(And yes, I have noticed that Theo Travis plays on the top 3 albums)

So there you have it: my 2015 in music. 2016 already has some great treats in store: here's to another epic year!

Sunday, 13 December 2015


Last weekend, Storm Desmond hit the North West of Britain, bringing a months-worth of rain in 24 hours, and flooding and devastation to a number of communities around Cumbria. One of those communities affected by the deluge was Kendal, where I am currently based.

The first I knew that something big was happening was when I received a phone call around lunchtime on Saturday 5th December, asking if I could come to one of our churches, Sandylands Methodist Church, to help with evacuating some of the local houses. Fearing that driving there might be problematic, my wife Jude & I set off to walk. It was evident very early on in our journey that the River Kent was very high, and by the time we reached the bridge over the river it was almost high enough to breach the bridge! In fact, shortly after we had crossed, the police decided to close the bridge in fear for its stability.

The evacuation effort was under way when we arrived, and hot drinks, towels and soup were provided for those who needed them, as was childcare and muscle-power to take furniture upstairs in some of the affected houses. But the rain kept coming, and by 5:30pm we were told to evacuate the evacuation centre, as the water was threatening to get in. So we made our way home, at times through water above knee-high. Showered and changed, another call came to get to another evacuation centre, in the Town Hall. By this stage all of the main roads in and out of Kendal were impassible, and among the folk holed-up at the Town Hall was a bus-load of day trippers from the Wirral who couldn't get home.

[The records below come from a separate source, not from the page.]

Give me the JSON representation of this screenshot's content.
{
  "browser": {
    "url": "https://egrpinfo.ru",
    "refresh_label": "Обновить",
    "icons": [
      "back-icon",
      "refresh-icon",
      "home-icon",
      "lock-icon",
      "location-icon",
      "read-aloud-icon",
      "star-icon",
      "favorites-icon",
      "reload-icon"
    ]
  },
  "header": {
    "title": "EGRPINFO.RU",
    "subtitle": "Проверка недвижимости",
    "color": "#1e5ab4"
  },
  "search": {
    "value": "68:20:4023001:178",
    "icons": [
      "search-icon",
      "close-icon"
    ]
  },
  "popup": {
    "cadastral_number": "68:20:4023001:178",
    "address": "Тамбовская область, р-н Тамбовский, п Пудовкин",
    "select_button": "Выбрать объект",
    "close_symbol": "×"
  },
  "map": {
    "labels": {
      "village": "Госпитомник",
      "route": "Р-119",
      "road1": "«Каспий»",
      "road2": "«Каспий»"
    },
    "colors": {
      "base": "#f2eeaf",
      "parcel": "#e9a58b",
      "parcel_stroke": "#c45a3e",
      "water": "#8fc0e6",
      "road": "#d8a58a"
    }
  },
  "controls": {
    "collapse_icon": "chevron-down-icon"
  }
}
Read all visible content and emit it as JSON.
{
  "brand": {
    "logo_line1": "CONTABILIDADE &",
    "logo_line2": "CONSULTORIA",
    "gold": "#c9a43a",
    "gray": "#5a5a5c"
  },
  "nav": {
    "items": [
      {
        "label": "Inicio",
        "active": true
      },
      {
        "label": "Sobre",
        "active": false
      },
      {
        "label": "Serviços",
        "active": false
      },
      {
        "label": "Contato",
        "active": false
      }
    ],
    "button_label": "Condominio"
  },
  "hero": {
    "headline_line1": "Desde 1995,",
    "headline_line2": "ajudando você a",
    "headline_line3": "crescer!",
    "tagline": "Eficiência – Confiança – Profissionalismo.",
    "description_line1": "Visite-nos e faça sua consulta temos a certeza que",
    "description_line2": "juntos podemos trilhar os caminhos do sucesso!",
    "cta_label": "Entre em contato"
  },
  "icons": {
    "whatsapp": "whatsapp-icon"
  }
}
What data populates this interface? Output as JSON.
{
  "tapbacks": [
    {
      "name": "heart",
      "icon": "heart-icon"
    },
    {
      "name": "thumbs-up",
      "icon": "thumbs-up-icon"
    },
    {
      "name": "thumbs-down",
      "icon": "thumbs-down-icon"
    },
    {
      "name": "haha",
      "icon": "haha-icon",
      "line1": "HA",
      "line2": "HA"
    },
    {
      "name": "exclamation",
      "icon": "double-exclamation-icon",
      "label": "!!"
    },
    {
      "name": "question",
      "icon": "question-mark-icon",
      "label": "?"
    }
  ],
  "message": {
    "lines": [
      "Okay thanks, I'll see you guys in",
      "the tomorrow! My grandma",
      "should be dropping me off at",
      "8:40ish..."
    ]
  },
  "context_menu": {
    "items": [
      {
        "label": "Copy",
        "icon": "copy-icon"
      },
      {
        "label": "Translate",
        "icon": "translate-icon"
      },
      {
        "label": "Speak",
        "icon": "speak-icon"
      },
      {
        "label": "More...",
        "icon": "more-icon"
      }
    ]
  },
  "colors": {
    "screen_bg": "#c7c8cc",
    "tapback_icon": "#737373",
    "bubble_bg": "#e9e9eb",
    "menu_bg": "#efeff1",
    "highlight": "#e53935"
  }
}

The rain finally stopped in the small hours of Sunday 6th, when the enormity of the damage began to become evident. The church on Sandylands had flooded to a depth of about 2 feet in places, and was technically unusable. Such technicalities didn't stop them, however, and it quickly became a hub for help, advise and practical support to the hundreds of homes on that estate alone which had been swamped by the rising waters. Local charities and supermarket chains provided cleaning materials, food and other essentials, and people from the community and beyond rallied round to help in the clean-up. Sadly, many of the people were uninsured, or under-insured, and local businesses lost plant and premises.

The leaders of the church met on Tuesday evening to take stock, and as part of our meeting we were asked how were feeling. The best way to sum up my feelings then, and now, is the word Overwhelmed.

Overwhelmed by the sheer enormity of the damage caused by the water, and by the volume of it.
Overwhelmed too by the burden of responsibility on me in my new role as a Circuit Superintendent, which if I'm honest left me feeling lost, confused, out of my depth and wanting to run away (I didn't).
Overwhelmed by the energy, stamina, dedication and organisation of my colleagues at Sandylands, Wendy & Jonny, who have both spent the last week going above and beyond, doing all in their power (and beyond it) to hold that community together; to be the heart and soul and strength of an estate reeling from what hit it last Saturday. What they have achieved has been phenomenal, and has been rightly praised by the secular authorities as setting the standard for this kind of relief work.
Overwhelmed by the willingness of people who have volunteered to help with practical problems such as house-clearance, advice on where to find help with housing, insurance issues.
Overwhelmed by the generosity of the Kendal people, and those outside our town, who have given clothing, bedding, food, transport, money and even houses, to help those in need.
Overwhelmed by a community coming together for each other, truly saying 'We're all in this together'.
I hope in one sense that I never have to face something like this again in my ministry. But in another sense, I hope that all churches, and all communities, could demonstrate the same spirit, the same support, the same 'koinonia' (fellowship), the same 'agape' (unconditional love) that I have seen over the past week.

I have been overwhelmed.